     Quyen is a talented athlete whose skill and sportsmanship soon help to raise the level of play among the entire team. Her strength of character allows her to stand up to Anna's intimidation and insults. At the same time, Quyen is experiencing difficulties at home. Both her parents seem stressed. Her father is often involved in hushed telephone calls. Her mother often retreats to bed in the evening after the family meal.

     Shooting Star is one of the "Sports Stories" series. These books combine conflict in the lives of the characters with the sports action. Stories can be read on two levels. The sports issues involve team play, coaching and the whole psychology of sport, while the human side of the stories increases the dimensions of the characters.

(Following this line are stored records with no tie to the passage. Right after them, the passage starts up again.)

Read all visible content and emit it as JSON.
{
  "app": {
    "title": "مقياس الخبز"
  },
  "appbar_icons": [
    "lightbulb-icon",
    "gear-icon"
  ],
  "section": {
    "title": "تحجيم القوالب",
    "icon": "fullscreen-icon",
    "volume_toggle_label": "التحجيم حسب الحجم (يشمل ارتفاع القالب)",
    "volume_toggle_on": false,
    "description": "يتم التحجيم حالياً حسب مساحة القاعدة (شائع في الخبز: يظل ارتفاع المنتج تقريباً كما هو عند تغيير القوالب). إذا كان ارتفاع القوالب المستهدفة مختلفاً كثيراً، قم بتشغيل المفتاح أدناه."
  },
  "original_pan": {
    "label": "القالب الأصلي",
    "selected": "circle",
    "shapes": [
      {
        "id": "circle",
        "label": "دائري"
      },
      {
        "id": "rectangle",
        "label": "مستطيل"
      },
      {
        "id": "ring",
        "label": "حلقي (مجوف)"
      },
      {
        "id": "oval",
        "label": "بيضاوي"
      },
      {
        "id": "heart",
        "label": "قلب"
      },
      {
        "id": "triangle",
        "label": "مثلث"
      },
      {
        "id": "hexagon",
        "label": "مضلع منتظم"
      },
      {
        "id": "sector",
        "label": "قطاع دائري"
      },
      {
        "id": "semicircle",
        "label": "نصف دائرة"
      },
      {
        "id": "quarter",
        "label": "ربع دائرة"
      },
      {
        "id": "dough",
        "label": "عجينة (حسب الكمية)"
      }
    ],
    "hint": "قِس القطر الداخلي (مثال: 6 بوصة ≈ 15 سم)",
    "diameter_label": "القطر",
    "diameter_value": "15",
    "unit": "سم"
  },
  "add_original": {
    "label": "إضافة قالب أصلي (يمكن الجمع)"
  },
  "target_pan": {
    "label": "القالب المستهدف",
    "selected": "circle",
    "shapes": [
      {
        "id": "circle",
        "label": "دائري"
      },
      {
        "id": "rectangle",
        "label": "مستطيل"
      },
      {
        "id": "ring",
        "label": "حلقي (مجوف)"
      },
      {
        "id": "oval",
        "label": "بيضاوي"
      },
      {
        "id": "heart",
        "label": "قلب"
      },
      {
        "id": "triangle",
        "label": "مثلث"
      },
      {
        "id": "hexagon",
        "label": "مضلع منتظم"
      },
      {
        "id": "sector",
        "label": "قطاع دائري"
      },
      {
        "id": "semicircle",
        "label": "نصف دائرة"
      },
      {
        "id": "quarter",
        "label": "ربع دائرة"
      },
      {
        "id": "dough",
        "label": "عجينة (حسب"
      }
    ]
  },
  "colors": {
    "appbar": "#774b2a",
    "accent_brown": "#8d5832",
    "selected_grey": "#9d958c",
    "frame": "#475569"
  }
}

     "Sports Stories" characters face the same issues that young readers experience in their lives and on their teams. The stories help to articulate the problems and show possibly how to overcome them.


Helen Arkos is the teacher-librarian at John Henderson Junior High School in Winnipeg.

To comment on this title or this review, send mail to cm@umanitoba.ca.

Copyright the Manitoba Library Association. Reproduction for personal use is permitted only if this copyright notice is maintained. Any other reproduction is prohibited without permission.

Published by
The Manitoba Library Association
ISSN 1201-9364